    As far as benchmarks go, the MSI Radeon RX 5700 XT Gaming X just trades blows with the vanilla AMD Radeon RX 5700 XT. It pulls out couple of frames ahead in some benchmarks and lags in others. Overall, the card performed as it was supposed to.

    Temperature

    This is where all MSI’s efforts truly shine. It can’t be argued that the AMD Radeon RX 5700 XT was hot and loud thanks to its single fan configuration. Thanks to the TWIN FROZR 7 and all its improvements, MSI was able to bring down the temperature of the Radeon RX 5700 XT to 65°c.

    Noise has been significantly cut down by MSI. Previously, the RX 5700 XT was a bit loud to our liking. This time around, noise problems has been eliminated. ZERO FROZR will also keep the card running silently if it’s on idle or only processing low-level graphics.

    Conclusion

    The original AMD Radeon RX 5700 XT offered a particularly good proposition to gamers with a high price-to-performance ratio. MSI is keeping that performance while improving almost every aspect of the RX 5700 XT.

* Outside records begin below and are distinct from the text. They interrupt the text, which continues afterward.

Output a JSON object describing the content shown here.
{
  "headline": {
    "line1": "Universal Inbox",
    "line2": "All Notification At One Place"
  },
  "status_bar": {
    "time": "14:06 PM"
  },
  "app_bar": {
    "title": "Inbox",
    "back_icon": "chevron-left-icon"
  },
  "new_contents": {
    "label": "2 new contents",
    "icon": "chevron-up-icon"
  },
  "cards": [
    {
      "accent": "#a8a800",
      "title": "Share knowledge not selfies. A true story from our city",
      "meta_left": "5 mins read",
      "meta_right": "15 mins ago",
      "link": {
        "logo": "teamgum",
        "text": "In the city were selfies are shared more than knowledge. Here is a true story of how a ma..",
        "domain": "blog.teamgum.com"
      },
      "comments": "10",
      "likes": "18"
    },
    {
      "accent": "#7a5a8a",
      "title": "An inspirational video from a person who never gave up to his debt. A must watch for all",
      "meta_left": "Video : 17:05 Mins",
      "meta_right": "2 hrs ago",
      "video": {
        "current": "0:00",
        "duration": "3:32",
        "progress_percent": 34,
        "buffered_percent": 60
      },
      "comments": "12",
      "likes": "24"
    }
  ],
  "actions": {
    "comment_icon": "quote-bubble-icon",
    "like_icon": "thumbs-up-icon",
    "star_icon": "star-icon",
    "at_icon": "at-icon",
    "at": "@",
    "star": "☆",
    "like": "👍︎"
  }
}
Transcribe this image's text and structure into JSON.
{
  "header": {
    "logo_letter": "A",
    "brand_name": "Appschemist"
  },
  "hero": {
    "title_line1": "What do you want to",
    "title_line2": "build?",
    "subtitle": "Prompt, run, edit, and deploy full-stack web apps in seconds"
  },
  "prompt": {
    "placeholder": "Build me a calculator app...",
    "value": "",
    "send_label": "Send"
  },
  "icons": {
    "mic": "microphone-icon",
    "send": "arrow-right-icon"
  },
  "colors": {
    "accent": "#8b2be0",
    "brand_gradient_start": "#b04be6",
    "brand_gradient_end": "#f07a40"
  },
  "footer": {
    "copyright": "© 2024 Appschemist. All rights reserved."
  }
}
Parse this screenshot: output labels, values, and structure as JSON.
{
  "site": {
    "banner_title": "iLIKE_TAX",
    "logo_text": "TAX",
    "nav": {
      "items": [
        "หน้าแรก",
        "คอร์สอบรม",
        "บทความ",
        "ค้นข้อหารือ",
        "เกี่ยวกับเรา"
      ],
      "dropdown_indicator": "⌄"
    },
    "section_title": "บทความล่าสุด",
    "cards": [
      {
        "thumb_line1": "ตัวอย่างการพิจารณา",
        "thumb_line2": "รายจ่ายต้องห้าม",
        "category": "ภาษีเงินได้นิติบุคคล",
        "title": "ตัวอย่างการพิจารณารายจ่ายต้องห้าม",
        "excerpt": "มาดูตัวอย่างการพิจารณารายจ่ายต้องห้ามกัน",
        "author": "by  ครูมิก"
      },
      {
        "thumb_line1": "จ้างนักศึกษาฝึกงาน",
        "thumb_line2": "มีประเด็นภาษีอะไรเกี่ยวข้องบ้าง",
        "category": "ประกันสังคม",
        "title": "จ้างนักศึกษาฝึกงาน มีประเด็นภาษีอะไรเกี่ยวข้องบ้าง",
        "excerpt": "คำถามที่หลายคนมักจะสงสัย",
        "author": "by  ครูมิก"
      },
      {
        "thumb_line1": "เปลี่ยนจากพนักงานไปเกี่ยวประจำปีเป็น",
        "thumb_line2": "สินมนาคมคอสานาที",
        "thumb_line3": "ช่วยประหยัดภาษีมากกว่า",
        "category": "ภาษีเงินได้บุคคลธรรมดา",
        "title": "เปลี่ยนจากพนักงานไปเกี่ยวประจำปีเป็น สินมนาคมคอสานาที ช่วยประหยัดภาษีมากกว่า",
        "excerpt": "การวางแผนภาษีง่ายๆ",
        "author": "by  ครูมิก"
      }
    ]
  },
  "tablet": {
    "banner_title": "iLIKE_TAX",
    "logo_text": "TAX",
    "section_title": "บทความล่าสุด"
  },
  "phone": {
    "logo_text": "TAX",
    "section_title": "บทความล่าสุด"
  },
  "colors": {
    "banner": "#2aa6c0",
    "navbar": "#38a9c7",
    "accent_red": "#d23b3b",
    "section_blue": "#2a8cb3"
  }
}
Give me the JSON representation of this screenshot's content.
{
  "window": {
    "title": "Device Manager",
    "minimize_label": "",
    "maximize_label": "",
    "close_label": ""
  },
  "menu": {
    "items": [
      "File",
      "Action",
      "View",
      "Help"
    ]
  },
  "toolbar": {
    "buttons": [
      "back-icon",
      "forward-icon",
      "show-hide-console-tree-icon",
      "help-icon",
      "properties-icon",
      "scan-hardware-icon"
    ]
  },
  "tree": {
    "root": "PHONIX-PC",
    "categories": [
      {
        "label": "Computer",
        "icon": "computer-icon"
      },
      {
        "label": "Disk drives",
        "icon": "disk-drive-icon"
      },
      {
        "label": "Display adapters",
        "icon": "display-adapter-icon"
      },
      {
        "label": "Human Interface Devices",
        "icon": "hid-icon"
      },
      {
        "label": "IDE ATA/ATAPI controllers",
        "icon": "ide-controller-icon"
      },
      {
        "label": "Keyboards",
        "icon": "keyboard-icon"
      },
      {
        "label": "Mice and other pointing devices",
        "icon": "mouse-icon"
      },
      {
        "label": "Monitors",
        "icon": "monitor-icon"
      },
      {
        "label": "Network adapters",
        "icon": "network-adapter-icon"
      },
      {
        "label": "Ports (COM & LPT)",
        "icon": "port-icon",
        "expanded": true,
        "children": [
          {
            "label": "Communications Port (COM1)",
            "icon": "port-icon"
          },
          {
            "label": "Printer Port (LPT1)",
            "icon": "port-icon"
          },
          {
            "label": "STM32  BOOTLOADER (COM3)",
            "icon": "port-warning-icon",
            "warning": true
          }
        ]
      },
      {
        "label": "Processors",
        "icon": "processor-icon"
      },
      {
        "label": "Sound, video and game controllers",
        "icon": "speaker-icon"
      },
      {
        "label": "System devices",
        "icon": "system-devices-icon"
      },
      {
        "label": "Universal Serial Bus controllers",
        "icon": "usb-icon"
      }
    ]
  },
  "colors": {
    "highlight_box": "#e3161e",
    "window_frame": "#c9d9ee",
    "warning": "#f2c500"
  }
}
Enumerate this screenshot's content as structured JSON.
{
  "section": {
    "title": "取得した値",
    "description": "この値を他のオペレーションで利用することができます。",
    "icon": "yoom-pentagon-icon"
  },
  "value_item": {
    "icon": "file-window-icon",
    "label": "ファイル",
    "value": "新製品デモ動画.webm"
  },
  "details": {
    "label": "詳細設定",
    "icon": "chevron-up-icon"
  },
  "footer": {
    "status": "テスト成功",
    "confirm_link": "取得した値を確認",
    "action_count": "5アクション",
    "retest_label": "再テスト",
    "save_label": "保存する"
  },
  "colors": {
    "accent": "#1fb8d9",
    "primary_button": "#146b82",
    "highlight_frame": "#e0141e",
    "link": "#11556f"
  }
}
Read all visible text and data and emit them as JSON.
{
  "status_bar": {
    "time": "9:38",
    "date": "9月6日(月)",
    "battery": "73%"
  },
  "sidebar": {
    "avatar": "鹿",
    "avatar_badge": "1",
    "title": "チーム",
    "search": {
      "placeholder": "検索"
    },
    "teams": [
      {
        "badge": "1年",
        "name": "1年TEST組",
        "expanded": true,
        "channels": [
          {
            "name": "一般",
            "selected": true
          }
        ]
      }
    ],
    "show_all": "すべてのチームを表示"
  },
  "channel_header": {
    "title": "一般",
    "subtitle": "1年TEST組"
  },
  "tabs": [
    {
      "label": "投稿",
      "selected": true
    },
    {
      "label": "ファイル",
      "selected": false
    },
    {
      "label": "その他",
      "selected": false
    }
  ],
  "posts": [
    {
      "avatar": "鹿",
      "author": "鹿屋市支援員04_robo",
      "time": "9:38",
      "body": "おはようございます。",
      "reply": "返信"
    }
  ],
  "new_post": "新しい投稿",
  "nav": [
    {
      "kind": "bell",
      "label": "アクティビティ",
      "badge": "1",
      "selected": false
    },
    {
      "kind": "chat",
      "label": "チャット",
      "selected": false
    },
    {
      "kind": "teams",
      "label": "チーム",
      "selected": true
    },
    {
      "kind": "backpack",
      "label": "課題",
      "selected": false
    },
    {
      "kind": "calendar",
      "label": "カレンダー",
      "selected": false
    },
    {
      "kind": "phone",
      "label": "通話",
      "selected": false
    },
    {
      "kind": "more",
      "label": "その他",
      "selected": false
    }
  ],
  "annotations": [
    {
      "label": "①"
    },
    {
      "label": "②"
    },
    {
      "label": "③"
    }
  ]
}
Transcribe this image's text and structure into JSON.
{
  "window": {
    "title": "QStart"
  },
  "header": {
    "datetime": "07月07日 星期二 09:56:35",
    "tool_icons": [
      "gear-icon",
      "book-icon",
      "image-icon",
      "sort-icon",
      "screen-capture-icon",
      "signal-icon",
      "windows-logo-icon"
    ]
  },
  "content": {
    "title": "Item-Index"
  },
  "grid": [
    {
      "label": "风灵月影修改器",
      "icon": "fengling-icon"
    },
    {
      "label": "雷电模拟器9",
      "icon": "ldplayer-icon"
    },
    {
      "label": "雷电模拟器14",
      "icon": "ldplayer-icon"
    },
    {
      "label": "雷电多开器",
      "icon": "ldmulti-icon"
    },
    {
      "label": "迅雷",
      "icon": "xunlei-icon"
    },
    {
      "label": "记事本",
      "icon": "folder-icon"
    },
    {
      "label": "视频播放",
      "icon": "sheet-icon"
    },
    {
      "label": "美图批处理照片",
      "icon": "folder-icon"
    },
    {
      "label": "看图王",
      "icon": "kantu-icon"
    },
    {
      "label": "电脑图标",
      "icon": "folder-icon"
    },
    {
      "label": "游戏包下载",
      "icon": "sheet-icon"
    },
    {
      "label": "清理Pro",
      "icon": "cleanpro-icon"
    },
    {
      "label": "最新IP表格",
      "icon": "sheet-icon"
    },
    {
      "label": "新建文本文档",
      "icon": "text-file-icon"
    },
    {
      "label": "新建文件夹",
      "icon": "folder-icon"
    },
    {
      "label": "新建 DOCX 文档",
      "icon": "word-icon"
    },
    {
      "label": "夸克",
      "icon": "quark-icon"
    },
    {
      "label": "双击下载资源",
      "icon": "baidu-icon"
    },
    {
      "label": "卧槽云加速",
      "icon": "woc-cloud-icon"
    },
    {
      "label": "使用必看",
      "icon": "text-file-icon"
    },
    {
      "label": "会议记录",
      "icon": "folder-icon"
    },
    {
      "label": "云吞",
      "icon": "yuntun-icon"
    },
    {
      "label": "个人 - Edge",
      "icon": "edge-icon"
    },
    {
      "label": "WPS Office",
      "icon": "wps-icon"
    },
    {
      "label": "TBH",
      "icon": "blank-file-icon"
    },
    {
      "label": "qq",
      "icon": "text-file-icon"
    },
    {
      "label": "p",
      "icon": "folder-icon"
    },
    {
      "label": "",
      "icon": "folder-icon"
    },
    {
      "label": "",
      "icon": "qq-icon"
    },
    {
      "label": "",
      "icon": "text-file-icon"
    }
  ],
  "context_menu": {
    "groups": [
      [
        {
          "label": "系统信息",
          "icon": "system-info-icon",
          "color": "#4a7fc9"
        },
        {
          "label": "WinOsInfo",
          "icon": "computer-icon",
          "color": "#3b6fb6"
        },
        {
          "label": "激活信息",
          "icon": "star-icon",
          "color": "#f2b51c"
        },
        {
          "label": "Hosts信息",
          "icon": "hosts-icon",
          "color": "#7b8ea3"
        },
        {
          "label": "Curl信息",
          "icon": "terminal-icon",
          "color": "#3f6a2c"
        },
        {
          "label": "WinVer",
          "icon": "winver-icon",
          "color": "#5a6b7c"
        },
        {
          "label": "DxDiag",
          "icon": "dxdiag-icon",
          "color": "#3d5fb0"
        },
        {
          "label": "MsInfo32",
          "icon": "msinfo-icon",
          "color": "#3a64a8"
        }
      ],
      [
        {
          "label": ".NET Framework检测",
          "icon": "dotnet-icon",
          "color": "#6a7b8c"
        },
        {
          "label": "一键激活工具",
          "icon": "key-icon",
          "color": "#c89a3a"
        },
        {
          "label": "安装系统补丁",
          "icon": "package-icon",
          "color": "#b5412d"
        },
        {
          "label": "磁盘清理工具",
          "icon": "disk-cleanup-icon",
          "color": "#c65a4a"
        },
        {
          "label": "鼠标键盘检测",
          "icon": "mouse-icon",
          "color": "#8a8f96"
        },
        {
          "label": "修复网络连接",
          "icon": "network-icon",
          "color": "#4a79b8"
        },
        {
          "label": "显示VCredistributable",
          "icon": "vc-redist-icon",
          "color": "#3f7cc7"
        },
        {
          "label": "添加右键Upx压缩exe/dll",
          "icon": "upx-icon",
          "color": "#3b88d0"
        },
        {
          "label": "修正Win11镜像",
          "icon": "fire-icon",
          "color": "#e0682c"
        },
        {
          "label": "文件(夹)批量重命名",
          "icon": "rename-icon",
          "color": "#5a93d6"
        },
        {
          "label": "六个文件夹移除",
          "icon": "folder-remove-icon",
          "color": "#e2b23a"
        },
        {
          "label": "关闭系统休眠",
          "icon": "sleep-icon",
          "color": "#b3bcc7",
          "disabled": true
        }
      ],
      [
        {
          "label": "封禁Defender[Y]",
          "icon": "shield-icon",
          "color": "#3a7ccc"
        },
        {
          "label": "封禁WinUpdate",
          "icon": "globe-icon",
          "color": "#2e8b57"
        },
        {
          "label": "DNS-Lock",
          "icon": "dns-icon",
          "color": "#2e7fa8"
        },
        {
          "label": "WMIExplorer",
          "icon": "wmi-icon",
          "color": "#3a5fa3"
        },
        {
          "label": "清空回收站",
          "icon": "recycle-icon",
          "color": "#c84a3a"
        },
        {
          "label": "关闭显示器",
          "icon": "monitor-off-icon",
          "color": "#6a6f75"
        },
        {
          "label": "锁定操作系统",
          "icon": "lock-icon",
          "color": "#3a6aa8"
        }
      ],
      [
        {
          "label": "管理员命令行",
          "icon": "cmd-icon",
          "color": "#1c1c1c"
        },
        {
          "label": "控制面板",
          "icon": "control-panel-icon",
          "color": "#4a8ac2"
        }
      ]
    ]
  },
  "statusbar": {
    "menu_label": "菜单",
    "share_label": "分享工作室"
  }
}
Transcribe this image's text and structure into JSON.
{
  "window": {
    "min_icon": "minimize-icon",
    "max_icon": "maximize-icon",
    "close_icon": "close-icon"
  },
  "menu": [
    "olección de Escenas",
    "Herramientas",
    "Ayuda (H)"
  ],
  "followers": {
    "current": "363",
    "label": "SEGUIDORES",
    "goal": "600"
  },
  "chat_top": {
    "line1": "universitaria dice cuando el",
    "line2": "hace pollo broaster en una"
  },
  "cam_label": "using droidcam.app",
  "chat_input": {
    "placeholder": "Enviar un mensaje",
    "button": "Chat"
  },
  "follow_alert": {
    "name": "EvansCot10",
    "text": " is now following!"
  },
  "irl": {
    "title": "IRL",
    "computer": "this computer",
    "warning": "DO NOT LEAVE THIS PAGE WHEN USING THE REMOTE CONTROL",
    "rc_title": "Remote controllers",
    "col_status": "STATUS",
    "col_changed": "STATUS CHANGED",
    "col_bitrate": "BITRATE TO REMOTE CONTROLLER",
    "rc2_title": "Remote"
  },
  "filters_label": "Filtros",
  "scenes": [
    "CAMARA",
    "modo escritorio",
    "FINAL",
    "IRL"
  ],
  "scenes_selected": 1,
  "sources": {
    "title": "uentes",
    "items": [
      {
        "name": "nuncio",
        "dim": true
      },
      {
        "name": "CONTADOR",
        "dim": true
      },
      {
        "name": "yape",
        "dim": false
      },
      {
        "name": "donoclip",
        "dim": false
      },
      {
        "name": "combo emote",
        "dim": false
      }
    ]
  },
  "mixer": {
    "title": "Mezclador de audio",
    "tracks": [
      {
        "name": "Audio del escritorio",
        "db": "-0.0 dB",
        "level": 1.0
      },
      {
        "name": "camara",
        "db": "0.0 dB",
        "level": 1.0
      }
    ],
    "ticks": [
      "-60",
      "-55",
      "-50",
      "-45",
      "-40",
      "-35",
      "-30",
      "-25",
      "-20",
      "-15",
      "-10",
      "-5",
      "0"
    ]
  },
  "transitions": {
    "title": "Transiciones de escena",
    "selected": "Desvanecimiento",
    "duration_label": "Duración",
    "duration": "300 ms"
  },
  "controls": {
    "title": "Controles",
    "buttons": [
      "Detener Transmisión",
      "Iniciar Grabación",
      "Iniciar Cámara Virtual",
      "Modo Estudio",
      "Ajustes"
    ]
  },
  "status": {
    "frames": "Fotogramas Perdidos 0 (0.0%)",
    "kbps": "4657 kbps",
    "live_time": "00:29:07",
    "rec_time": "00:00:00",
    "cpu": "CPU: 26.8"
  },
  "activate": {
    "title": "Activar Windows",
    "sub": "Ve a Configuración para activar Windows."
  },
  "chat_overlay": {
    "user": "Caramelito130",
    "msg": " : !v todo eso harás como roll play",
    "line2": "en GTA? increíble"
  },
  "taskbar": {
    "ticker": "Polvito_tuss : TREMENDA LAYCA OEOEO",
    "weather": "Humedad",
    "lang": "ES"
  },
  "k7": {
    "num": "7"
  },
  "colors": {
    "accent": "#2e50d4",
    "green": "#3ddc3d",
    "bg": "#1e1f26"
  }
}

    Performance-wise, the MSI Radeon RX 5700 XT Gaming X is able to be better than the vanilla card, and in some cases, beat the an NVIDIA GeForce RTX 2080. Although it doesn’t have exotic technologies like Ray-Tracing, its sheer performance will still impress gamers and enthusiasts.

    Priced at USD 399 or around PhP 26,000 in the Philippines, the MSI Radeon RX 5700 XT Gaming X improves on the Navi formula by cooling down AMD’s latest architecture to an acceptable degree while keeping the noise down.

    Overall, the MSI Radeon RX 5700 XT Gaming X is a great addition to MSI’s portfolio while showing the power of AMD’s Navi architecture. This is why we’re giving this card our 100% Satisfying Graphics Card Award.